BEGIN

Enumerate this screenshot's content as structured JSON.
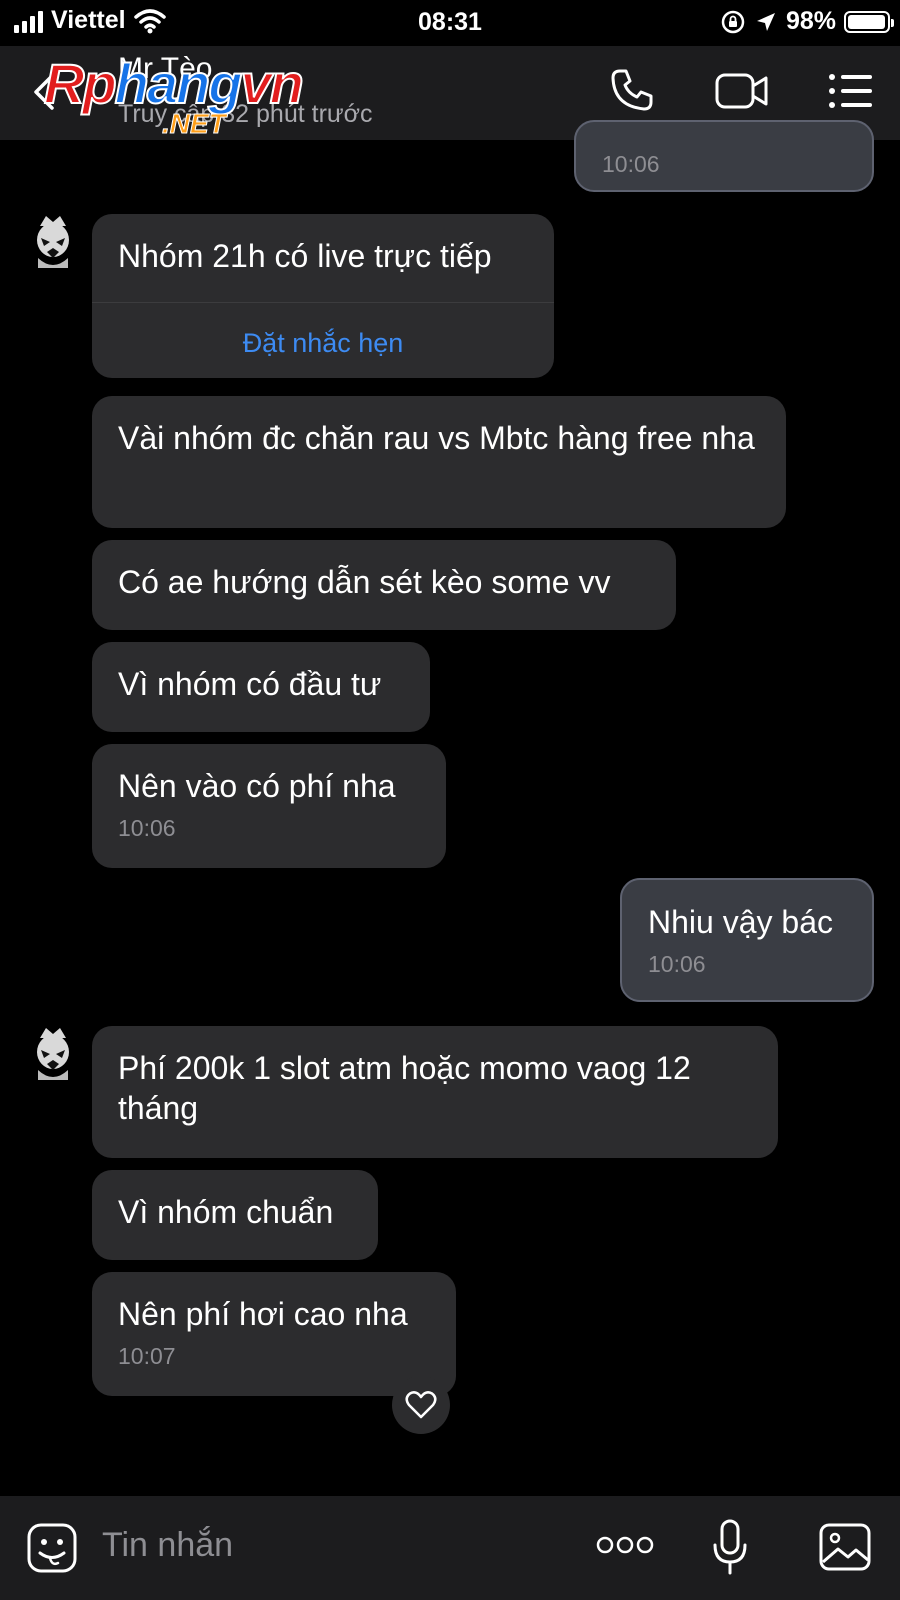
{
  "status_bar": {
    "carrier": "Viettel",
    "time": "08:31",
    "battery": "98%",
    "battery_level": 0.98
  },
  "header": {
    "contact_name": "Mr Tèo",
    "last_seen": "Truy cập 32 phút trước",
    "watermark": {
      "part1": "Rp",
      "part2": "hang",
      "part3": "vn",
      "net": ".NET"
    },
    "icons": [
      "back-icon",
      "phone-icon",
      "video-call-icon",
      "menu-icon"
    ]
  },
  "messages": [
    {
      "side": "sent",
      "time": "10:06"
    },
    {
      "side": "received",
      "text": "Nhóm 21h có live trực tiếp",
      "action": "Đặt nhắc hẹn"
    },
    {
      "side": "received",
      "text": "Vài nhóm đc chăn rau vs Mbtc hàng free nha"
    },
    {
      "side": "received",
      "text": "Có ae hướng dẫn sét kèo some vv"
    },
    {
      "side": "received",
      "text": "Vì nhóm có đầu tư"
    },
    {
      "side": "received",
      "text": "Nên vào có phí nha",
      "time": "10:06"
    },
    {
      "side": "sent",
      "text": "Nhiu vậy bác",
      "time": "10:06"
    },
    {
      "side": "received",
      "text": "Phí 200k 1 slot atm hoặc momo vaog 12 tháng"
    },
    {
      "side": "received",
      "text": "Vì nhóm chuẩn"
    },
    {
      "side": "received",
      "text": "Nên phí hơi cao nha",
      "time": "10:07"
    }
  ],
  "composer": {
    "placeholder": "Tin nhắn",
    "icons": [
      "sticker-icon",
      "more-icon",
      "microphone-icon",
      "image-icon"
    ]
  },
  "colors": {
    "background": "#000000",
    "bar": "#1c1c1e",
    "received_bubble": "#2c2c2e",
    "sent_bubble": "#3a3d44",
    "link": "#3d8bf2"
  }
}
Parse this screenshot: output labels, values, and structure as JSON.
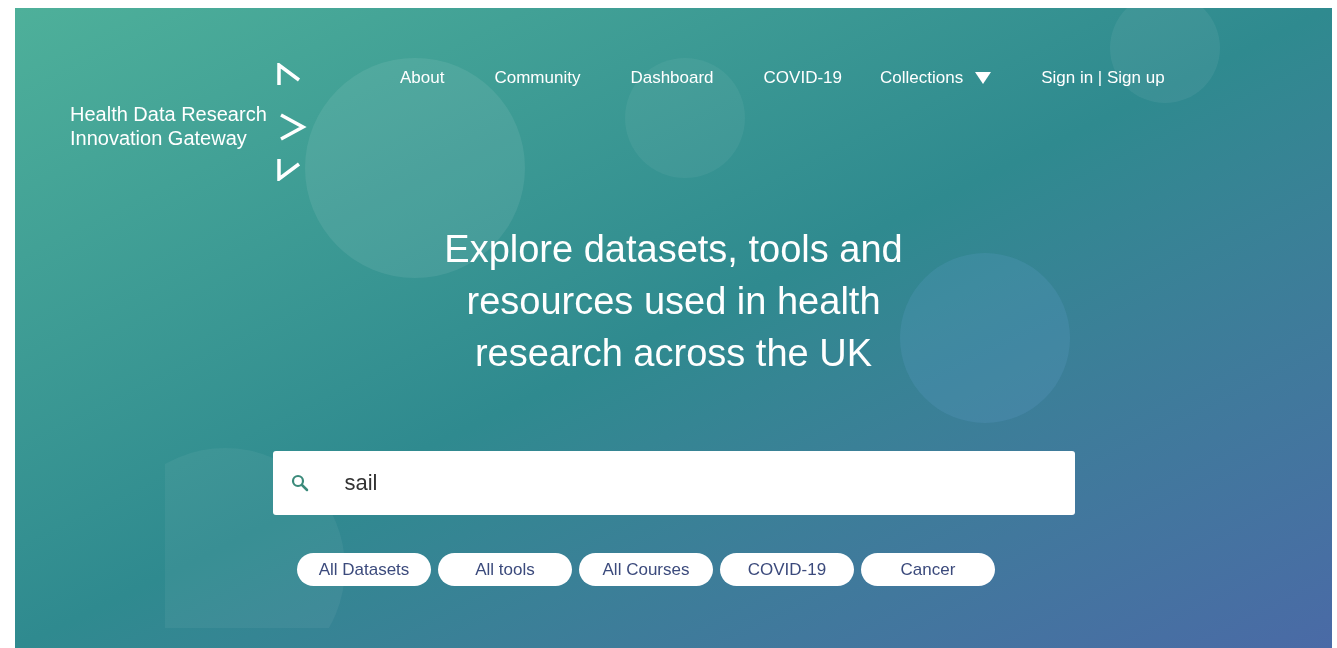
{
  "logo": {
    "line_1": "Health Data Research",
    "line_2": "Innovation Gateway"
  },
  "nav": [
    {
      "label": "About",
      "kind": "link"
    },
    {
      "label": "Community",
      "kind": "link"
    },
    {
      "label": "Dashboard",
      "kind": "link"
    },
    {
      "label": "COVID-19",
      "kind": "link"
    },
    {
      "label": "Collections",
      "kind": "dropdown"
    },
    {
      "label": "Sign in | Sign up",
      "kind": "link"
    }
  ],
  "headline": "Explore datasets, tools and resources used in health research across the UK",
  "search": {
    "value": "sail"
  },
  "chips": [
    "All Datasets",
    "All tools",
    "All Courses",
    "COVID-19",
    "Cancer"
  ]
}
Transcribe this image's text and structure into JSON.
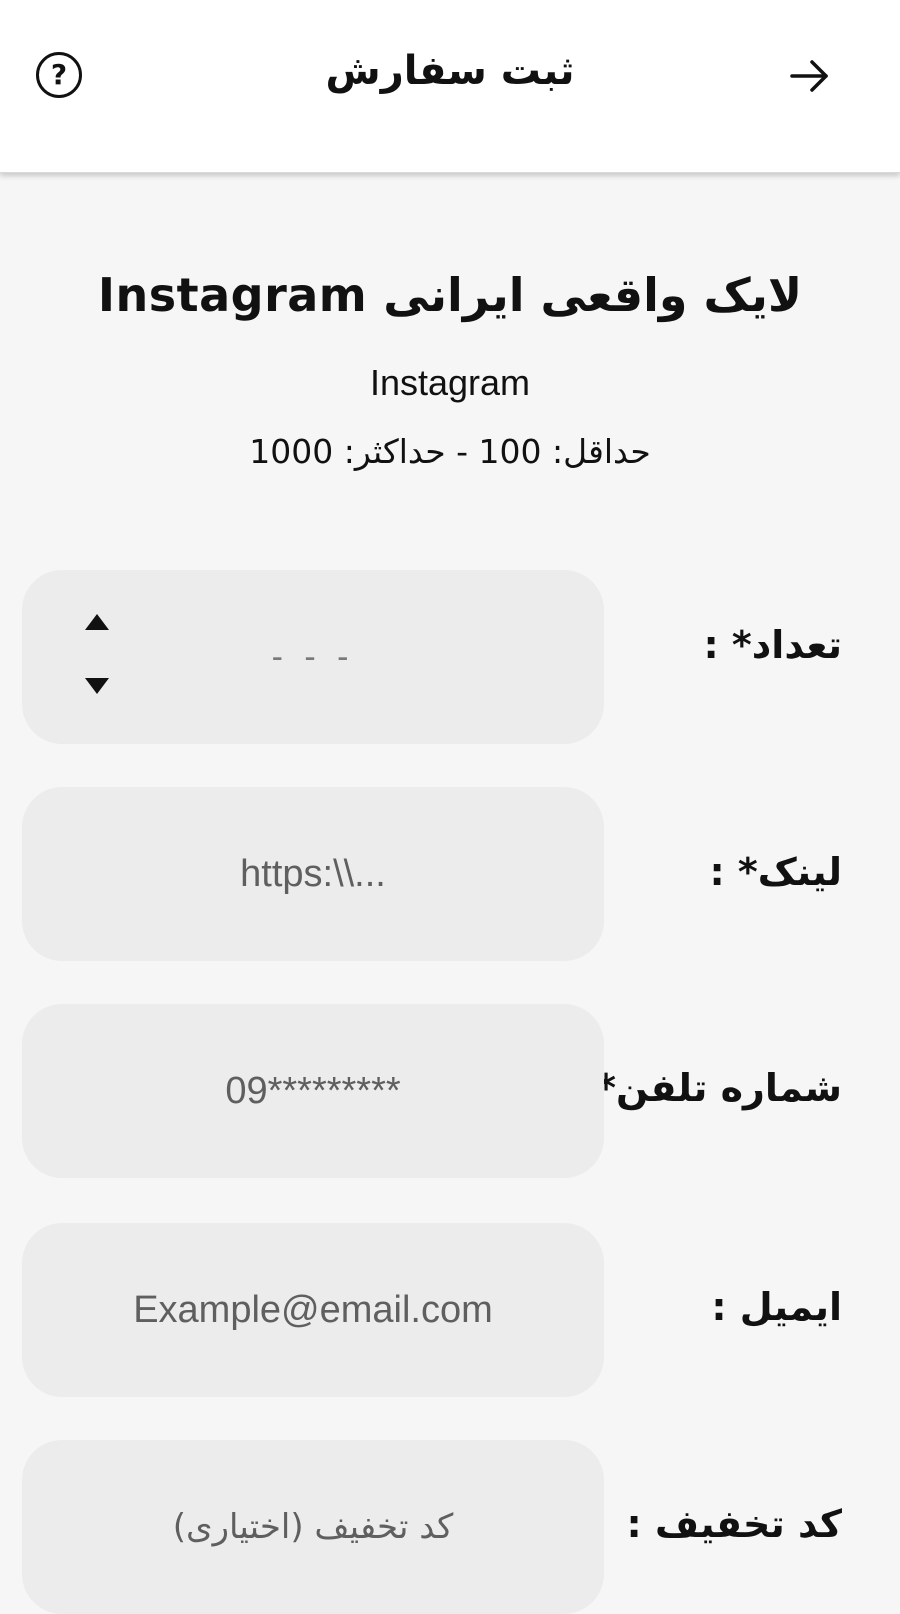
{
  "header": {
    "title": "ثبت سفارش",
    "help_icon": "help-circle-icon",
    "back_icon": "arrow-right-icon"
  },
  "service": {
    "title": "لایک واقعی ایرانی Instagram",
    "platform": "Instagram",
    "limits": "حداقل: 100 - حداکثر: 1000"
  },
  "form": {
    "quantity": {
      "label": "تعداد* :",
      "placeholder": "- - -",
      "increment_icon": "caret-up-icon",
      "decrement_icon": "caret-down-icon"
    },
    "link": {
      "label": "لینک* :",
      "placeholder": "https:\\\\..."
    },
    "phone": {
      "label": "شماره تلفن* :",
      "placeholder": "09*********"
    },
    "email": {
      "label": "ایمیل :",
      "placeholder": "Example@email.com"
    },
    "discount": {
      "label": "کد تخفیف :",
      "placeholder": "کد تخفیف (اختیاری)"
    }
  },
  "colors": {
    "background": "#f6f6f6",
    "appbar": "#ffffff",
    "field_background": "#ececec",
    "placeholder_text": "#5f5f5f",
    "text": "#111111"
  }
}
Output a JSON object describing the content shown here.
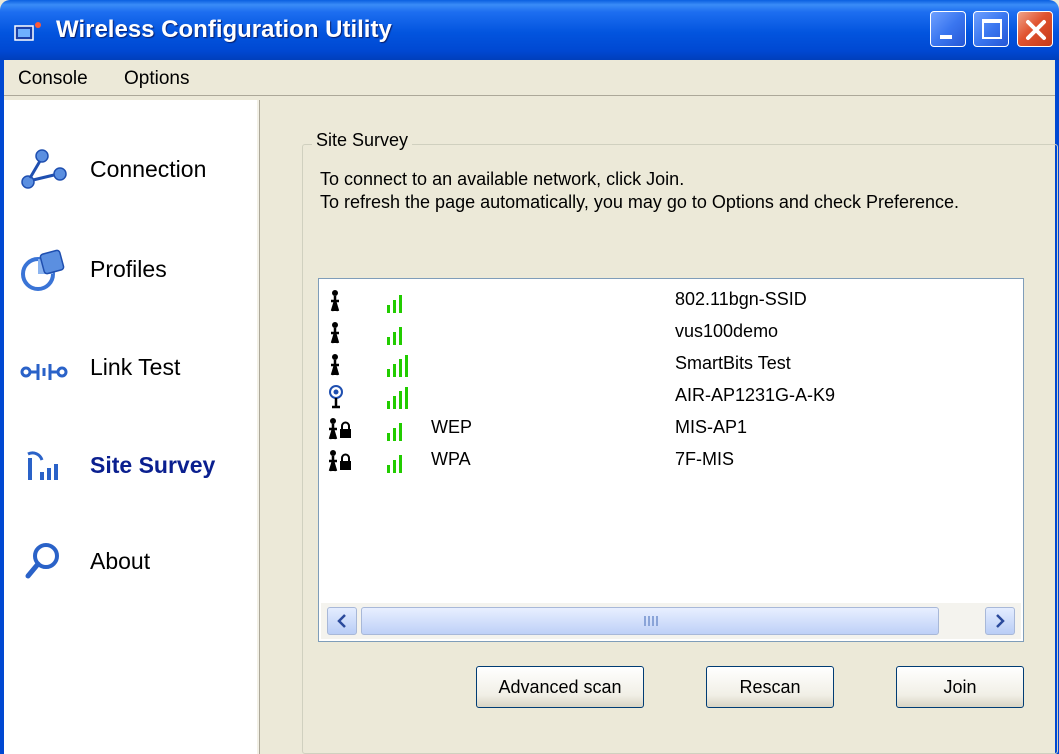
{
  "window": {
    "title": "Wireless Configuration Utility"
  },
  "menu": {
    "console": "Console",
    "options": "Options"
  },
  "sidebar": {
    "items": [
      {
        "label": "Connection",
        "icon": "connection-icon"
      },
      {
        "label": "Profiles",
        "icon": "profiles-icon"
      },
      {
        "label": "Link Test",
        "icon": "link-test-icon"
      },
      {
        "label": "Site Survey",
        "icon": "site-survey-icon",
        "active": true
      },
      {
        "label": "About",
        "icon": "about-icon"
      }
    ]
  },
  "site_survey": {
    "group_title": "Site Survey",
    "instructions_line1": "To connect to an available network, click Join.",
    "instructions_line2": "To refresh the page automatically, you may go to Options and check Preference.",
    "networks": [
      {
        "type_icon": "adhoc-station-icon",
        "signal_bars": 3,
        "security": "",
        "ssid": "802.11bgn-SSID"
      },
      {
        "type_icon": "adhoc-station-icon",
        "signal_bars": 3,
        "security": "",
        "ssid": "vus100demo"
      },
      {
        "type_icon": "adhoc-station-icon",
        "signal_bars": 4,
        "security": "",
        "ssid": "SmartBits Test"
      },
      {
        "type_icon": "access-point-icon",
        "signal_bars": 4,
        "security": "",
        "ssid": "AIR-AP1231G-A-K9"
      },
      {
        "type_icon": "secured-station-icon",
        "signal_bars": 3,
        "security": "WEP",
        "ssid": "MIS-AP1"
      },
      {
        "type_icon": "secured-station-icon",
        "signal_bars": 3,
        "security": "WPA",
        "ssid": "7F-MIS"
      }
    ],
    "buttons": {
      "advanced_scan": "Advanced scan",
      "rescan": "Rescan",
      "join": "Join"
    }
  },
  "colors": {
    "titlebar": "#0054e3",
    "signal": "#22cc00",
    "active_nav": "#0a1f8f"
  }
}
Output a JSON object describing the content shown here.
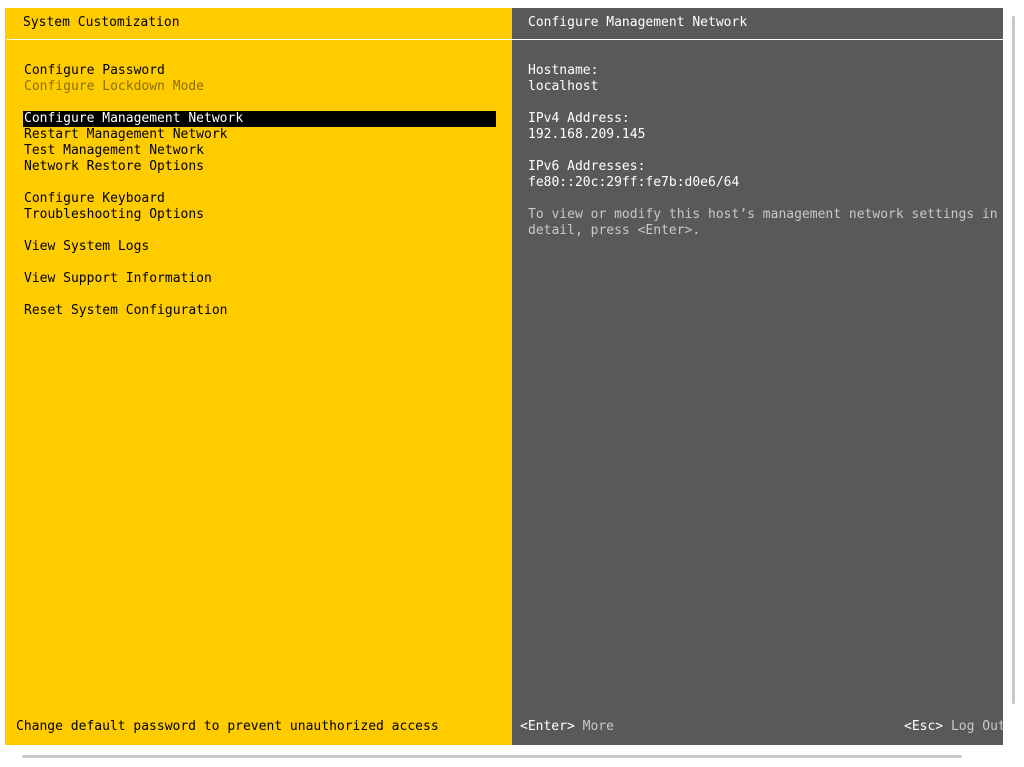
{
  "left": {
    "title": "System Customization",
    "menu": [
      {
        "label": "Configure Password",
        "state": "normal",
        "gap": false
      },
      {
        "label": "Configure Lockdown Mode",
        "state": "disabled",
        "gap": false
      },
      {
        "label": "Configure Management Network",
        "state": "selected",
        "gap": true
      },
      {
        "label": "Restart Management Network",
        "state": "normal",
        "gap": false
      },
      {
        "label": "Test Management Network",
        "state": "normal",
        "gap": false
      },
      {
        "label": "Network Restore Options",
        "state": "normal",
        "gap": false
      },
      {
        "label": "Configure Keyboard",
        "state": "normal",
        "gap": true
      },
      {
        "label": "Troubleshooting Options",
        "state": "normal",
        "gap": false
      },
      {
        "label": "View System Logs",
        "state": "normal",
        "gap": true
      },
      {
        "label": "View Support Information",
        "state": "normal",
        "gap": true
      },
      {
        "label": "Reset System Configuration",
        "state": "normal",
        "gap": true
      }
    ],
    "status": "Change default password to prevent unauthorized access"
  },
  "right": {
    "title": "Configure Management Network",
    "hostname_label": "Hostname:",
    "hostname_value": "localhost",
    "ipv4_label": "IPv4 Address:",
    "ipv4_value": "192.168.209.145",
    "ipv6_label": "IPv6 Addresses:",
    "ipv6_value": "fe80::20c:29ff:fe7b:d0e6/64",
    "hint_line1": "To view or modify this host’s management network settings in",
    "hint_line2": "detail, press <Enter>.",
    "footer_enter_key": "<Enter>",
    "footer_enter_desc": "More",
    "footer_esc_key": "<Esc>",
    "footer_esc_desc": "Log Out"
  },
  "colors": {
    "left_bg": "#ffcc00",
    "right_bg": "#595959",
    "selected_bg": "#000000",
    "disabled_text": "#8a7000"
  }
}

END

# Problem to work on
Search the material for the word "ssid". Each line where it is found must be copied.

# Reply to the task
        "ssid": "802.11bgn-SSID"
        "ssid": "vus100demo"
        "ssid": "SmartBits Test"
        "ssid": "AIR-AP1231G-A-K9"
        "ssid": "MIS-AP1"
        "ssid": "7F-MIS"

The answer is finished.